THERE frequently arises some uncertainty as to the precise time of birth, and some apprehensions lest it should not be accurately noted. In most cases, the actual minute of the hour, at which the birth happens, can only be ascertained by making a scientific observation, at the time, with an horoscopical astrolabe 1; for all other instruments, employed in ascertaining the hour, are almost fallacious, although used by many persons with much care and attention. The clepsydra, 2 for instance, is subject to error, because the flow of the water will, from various causes, proceed irregularly: and the sundial is often incorrectly placed, and its gnomon often distorted from the true meridian line. To obviate the difficulty arising from the inaccuracy of these instruments, it seems highly necessary to present some method by which the actually ascending degree of the zodiac may be easily ascertained, in a natural and consistent manner.
And in order to attain this essential point, it is necessary first to set down the ordinary degree which, by the Doctrine of Ascensions, 3 is found near the ascendant at the presumed hour. After this has been done, the new or full Moon, whichever it may be, that may take place next before the time of parturition, must be observed: and, if a new Moon, it will be necessary to mark exactly the degree of the conjunction of the two luminaries; but, if a full Moon, the degree of luminary only which may be above the earth during the parturition. After this, it must be observed what planets have dominion over the said degree: and their dominion depends always on the five following prerogatives, viz. on triplicity, house, exaltation, terms, and phase or configuration 4;
that is to say, a planet, eligible to dominion, must be connected with the degree in question either by one, or more, or all of these prerogatives.
If, therefore, there may be found any one planet properly qualified in all or most of these prerogatives, the exact degree, which it occupies in that sign in which it may be posited during the parturition, is to be remarked; and it is then to be inferred that a degree of the same numerical denomination was actually ascending, at the precise time of birth, in that sign which appears, by the Doctrine of Ascensions, to be nearest to the ascendant. 1
But when two planets, or more, may be equally qualified in the manner prescribed, it must be seen which of them may transit, during the parturition, a degree nearest in number to the ordinary degree shown by the Doctrine of Ascensions to be then ascending; and that said degree, nearest in number, is to be considered as pointing out the numerical denomination of the degree actually ascending. And when the degrees of two planets, or more, may closely and equally approximate in numerical denomination to the ordinary degree found by the Doctrine of Ascensions, the degree of that planet which possesses further claims, by connection with the angles and by its own condition, is to regulate the number of the actually ascending degree.
It must however be observed, that if the actual distance of the degree, in which the ruling planet may be posited, from the ordinary degree ascending, be found to exceed its distance from the ordinary degree of the mid-heaven; the numerical denomination, found in the way above-mentioned, is then to be considered as applicable to the actual degree in culmination; and the other angles are to be arranged in conformity therewith. 2

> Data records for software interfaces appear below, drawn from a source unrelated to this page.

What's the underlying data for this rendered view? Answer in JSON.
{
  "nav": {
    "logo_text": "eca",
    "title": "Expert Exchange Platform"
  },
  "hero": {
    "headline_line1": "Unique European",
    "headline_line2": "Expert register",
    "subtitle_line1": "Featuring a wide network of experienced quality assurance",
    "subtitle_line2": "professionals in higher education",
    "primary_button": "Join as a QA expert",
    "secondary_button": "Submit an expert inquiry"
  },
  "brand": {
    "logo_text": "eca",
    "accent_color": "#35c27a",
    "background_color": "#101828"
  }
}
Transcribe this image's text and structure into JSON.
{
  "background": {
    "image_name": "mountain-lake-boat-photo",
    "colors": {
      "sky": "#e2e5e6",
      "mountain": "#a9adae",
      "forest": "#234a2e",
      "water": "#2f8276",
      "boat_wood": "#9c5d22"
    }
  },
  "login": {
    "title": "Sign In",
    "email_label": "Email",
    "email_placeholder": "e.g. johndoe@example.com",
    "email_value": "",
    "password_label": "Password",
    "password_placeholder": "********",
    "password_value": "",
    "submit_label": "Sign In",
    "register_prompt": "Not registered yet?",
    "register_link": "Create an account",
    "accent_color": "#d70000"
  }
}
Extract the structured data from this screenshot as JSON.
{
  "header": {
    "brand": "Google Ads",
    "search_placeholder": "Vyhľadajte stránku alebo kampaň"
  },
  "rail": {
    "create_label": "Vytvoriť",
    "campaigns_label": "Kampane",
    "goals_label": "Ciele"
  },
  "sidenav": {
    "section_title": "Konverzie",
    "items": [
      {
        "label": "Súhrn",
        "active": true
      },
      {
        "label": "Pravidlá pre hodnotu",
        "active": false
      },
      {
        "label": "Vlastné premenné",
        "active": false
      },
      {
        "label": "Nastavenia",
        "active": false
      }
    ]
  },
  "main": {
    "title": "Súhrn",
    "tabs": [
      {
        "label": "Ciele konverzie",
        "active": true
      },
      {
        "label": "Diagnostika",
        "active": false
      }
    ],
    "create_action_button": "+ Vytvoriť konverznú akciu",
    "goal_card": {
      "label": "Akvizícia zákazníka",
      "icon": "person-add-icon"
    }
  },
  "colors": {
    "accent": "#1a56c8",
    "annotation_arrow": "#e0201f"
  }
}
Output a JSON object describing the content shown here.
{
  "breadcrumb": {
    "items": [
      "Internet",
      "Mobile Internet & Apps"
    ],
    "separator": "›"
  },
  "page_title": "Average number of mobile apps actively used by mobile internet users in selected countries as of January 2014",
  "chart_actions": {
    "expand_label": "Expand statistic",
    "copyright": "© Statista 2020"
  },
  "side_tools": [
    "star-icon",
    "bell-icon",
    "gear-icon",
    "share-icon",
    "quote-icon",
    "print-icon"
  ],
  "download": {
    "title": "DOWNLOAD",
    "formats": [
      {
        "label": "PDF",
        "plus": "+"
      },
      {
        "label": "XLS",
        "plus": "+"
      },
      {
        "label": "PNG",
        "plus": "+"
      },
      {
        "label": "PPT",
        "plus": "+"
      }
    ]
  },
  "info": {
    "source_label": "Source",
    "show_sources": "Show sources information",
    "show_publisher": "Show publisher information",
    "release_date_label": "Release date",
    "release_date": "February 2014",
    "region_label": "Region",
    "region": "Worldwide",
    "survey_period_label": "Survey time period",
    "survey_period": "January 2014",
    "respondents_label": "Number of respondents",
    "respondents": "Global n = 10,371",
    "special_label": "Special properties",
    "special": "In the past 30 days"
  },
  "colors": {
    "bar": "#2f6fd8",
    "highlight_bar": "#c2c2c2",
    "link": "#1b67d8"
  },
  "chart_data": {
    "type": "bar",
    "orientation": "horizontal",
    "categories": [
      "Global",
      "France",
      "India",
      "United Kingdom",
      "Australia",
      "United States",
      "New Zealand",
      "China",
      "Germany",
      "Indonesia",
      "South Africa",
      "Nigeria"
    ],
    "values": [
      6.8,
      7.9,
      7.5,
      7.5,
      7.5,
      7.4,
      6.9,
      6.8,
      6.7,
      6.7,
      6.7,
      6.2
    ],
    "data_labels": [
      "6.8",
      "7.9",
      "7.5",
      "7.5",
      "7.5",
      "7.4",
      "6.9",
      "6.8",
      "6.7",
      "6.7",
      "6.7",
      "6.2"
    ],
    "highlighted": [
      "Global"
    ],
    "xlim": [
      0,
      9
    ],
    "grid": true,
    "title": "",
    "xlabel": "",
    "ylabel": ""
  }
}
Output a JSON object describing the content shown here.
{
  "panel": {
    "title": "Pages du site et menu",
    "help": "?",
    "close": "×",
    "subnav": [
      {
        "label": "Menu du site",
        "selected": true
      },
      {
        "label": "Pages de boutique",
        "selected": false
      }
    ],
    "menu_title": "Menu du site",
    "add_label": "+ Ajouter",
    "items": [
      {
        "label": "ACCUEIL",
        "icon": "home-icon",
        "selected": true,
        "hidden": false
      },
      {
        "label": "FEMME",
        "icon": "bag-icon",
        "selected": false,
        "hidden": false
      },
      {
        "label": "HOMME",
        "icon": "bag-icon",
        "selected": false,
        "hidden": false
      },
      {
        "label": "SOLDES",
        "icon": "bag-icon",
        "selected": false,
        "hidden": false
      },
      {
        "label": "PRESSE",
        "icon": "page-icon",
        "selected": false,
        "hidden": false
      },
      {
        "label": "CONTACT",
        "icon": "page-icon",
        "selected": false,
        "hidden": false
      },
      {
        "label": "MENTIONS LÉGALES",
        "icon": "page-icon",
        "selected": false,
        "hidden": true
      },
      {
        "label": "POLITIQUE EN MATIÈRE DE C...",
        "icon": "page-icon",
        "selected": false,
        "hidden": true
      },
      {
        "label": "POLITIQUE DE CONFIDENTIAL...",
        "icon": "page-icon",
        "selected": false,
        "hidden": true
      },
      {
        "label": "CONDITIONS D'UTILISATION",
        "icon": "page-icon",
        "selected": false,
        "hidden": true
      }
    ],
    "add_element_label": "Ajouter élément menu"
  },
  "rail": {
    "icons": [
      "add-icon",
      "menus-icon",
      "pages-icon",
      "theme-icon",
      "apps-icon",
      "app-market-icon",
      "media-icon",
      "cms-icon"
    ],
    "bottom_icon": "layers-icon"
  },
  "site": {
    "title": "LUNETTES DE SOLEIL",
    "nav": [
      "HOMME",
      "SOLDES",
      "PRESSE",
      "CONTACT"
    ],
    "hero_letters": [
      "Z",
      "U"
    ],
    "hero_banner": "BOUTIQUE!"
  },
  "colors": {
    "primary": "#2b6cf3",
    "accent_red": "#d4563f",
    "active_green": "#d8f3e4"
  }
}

74:1 It is, perhaps, needless to remark that modern improvements in science have superseded the use of this and other ancient instruments here mentioned.
74:2 Although the "clepsydra," or water-clock, was commonly used among the ancients for various purposes, it appears, from Martian (a Latin writer, who lived about A.D. 490), that there was also a clepsydra in special use as an astrological engine.
74:3 "The Doctrine of Ascensions," in allusion to the method of calculating the actual position of the ecliptic.
74:4 "Phase or configuration." Or, holding some authorized aspect to the degree in question.
75:1 Or, on the ascendant.
75:2 The precepts delivered in this Chapter have obtained the name of Ptolemy; Animodar: the term is probably Arabic, if it be not a corruption of the Latin words animum, or animam, dare, "giving animation or life "; yet this meaning seems scarcely close enough.